#1. Is the Journey Worth Taking?
Get started on the right path…
A community coalition is often started when a group of individuals in a community come together to pool their resources and take collective action on an issue or concern in a community. Beginning a community coalition takes careful consideration and planning. There are occasions when it can be much more effective to work with an already existing group in your community than to develop a new coalition. Use the resources below to help decide if a coalition is a good fit for your community’s needs.
The Power of Community Coalitions
Well formed coalitions have the capacity to approach health changes at the environmental, behavioral, and social policy level – rather than just impacting health through individual level changes. Dealing with community level health problems can be complex, but coalitions have the capacity to develop complex solutions to health-related issues. Coalitions can facilitate collaboration between a wider variety of community sectors and maintain “buy-in” of local residents who will be impacted by the work of a community health coalition.
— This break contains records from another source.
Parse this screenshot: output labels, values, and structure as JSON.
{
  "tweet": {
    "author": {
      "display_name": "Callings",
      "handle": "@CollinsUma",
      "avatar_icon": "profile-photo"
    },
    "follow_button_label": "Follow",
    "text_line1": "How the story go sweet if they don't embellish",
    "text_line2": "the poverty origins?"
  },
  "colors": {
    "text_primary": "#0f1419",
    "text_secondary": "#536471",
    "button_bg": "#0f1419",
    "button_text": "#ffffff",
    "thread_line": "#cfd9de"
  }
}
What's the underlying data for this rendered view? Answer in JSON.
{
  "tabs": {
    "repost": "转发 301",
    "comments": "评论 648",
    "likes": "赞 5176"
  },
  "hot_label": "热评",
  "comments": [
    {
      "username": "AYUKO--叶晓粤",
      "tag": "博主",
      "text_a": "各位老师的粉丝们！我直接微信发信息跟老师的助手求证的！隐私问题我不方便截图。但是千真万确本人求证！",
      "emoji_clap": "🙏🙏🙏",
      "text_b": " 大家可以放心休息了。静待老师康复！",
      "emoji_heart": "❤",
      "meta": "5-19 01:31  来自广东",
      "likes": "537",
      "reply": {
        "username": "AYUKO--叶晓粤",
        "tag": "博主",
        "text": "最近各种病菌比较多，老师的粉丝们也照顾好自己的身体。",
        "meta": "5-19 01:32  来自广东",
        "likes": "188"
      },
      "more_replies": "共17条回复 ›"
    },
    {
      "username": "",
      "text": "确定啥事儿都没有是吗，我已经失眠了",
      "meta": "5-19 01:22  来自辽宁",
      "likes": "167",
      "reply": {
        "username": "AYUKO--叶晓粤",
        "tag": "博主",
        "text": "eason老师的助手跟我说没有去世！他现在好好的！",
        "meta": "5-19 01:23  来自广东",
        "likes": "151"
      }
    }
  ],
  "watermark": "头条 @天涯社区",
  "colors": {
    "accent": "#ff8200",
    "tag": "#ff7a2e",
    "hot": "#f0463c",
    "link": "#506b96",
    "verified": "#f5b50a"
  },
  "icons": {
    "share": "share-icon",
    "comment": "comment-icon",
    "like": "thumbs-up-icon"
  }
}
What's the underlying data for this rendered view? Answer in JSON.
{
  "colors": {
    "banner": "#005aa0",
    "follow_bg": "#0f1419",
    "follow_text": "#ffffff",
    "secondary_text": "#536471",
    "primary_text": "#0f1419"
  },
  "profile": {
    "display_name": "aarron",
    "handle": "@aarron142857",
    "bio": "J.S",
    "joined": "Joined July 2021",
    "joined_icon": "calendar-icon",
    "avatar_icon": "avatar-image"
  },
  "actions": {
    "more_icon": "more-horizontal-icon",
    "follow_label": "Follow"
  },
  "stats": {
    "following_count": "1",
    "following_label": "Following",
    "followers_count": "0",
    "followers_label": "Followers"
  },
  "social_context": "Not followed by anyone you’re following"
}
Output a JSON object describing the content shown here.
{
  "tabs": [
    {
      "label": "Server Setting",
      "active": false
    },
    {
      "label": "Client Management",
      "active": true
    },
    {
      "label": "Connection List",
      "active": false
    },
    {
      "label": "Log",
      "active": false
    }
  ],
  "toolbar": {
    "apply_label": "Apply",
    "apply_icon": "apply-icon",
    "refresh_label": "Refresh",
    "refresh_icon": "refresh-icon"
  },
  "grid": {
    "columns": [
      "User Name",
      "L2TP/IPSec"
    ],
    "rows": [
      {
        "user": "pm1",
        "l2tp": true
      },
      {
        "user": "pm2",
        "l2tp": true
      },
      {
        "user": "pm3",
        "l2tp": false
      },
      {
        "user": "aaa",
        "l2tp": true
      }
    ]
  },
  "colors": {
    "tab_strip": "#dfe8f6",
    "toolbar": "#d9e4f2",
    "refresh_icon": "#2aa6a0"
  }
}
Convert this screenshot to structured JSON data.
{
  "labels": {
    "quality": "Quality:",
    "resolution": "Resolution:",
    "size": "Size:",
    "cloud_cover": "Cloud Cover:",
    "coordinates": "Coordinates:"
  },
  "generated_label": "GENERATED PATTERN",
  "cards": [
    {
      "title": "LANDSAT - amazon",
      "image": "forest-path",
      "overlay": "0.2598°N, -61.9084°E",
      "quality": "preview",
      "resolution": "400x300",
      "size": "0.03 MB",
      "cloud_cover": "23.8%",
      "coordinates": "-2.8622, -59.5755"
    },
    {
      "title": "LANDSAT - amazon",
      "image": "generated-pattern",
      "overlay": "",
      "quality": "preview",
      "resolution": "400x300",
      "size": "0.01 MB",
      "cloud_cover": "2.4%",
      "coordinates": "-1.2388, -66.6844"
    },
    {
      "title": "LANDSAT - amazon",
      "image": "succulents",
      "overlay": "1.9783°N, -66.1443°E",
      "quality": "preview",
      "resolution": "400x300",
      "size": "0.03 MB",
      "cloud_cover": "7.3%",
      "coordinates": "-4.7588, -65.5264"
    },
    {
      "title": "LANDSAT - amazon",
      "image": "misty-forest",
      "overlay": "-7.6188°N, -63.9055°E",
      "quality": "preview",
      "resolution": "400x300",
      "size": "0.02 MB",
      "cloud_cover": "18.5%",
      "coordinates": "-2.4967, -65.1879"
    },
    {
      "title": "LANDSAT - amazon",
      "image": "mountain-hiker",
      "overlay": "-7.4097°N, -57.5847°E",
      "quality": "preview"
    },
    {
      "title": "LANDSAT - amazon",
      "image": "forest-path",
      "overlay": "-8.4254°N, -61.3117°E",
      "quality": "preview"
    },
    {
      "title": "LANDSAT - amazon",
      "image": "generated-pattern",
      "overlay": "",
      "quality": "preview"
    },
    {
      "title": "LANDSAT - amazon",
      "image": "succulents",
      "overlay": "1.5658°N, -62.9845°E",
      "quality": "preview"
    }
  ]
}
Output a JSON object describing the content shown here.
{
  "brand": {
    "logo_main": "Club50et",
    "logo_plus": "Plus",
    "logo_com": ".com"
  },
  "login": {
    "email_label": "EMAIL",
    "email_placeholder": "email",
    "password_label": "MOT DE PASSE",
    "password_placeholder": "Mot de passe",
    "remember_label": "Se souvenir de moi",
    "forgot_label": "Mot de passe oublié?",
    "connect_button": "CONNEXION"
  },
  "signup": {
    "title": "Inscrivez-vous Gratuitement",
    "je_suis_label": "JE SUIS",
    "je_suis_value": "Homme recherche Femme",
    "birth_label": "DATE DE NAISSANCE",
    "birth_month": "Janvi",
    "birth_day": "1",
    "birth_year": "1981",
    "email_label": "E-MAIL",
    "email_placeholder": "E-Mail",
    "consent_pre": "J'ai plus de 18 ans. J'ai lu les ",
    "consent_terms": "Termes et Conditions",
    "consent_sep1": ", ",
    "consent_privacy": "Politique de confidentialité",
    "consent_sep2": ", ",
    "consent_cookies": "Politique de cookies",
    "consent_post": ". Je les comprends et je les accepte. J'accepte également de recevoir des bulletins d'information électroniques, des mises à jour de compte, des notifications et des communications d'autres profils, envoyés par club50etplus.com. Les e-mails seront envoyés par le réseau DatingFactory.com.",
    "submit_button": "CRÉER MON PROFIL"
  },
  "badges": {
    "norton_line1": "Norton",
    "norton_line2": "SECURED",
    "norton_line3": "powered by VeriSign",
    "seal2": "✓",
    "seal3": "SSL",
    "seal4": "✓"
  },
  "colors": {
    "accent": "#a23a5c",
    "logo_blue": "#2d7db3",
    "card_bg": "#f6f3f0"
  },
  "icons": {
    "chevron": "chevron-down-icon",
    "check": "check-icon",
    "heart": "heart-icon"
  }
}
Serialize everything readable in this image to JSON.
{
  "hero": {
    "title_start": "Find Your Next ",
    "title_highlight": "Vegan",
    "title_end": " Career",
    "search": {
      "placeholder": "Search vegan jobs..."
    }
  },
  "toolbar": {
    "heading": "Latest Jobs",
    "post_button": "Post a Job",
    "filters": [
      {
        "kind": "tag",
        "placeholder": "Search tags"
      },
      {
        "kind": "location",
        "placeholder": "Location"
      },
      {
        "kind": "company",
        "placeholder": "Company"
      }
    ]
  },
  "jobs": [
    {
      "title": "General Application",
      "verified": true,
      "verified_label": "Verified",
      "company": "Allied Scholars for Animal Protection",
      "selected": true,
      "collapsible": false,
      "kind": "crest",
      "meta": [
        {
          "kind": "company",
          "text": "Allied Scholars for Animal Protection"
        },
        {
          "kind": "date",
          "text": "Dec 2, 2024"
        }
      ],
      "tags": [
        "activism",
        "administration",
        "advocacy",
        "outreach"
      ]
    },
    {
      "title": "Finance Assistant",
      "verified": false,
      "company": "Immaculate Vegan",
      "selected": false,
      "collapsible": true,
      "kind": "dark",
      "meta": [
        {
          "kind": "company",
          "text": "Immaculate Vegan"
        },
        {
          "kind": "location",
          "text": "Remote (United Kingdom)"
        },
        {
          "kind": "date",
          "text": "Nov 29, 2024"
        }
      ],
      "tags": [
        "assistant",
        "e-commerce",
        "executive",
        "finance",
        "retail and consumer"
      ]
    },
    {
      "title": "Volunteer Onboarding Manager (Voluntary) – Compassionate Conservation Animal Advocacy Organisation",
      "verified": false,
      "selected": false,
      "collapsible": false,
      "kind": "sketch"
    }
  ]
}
Don’t Reinvent the Wheel
No one wants another meeting on their schedule – so it’s important to figure out if there are other groups in your community who are already working on the issue. Even if it’s not exactly the same topic or approach but related – you may be able to work with an existing group. If you’re not sure if there are other groups, take some time to explore. This may seem like an extra step, but it will save time in the long run.
Is our community ready for a coalition?
Coalitions are built on collaboration and are often more successful when certain elements are already in place in a community. If your community has the following characteristics you may be ready to implement a coalition for health improvement.
- Community awareness of an issue
- Motivation from within the community
- Small geographic area
- Flexibility and adaptability in problem solving and task accomplishment
- Ability to discuss, reach consensus, and cooperate
- Prior success with community building
Why Start a Coalition?
The Community Tool Box suggests considering some of the following reasons why your community may start a coalition:
- To address an urgent situation.
- To actually obtain or provide services.
- To bring about more effective and efficient delivery of programs and eliminate any unnecessary duplication of services.
- To pool resources.
- To increase communication among groups and break down stereotypes.
- To revitalize the energies of members of groups who are trying to do too much alone.
- To plan and launch community-wide initiatives on a variety of issues.
- To develop and use political leverage to gain services or other benefits for the community.
- To create long-term, permanent social change.
Is a coalition the right choice?
Still not convinced one way or the other? Starting a coalition to tackle a community health issue takes careful consideration. Use the checklist linked below to help determine if a coalition offers the structure necessary for your community’s health improvement goals.
Butterfoss, F. D. (2013). Ignite!. Author House.
Cohen, L., Baer, N., Satterwhite, P., & Wurzbach, M. E. (1994). Developing effective coalitions: an eight step guide. Contra Costa County Health Services Department, Prevention Program.
Fawcett, S. B., Francisco, V. T., Schultz, J. A., Berkowitz, B., Wolff, T. J., & Nagy, G. (2000). The Community Tool Box: a Web-based resource for building healthier communities. Public health reports, 115(2-3), 274.
Mattessich, P. W., Monsey, B. R., & Roy, C. (1997). Community building: what makes it work: a review of factors influencing successful community building. Fieldstone Alliance.